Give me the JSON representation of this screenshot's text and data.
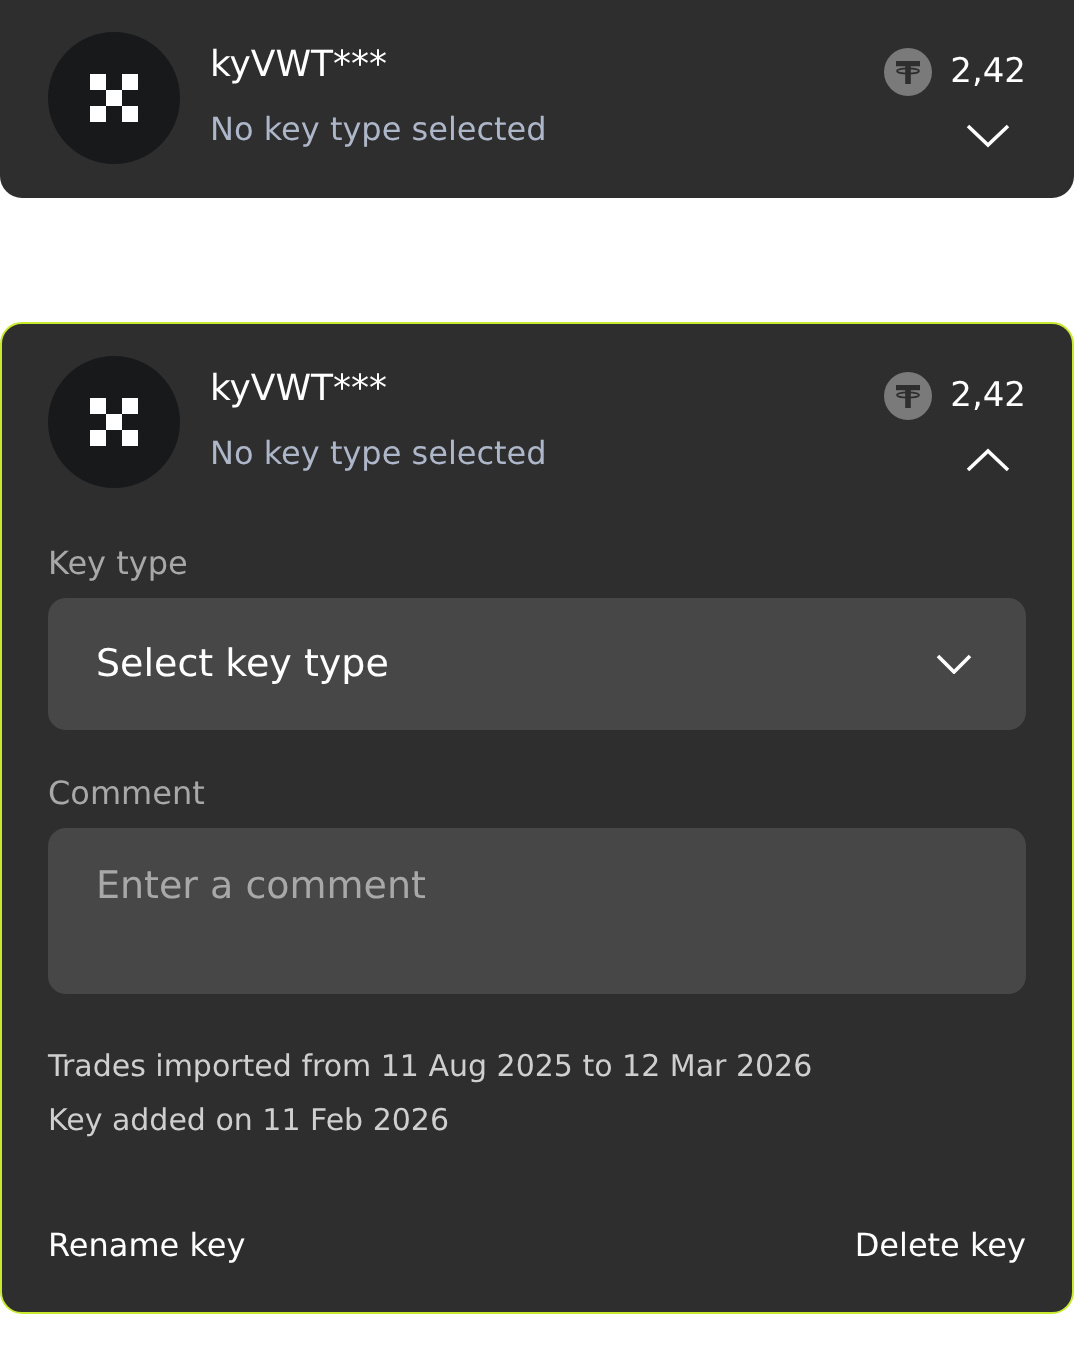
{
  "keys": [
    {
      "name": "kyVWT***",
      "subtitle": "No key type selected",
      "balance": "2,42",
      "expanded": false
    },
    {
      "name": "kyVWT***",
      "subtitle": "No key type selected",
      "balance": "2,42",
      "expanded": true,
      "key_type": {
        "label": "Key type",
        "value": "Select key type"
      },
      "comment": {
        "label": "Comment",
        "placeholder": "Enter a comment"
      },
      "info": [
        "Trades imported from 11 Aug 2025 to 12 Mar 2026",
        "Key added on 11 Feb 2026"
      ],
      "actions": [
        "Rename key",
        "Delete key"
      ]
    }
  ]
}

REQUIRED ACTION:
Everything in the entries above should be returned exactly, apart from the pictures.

WRITTEN RESPONSE:
Give me the JSON representation of this screenshot's text and data.
{
  "keys": [
    {
      "name": "kyVWT***",
      "subtitle": "No key type selected",
      "balance": "2,42",
      "expanded": false
    },
    {
      "name": "kyVWT***",
      "subtitle": "No key type selected",
      "balance": "2,42",
      "expanded": true,
      "key_type": {
        "label": "Key type",
        "value": "Select key type"
      },
      "comment": {
        "label": "Comment",
        "placeholder": "Enter a comment"
      },
      "info": [
        "Trades imported from 11 Aug 2025 to 12 Mar 2026",
        "Key added on 11 Feb 2026"
      ],
      "actions": [
        "Rename key",
        "Delete key"
      ]
    }
  ]
}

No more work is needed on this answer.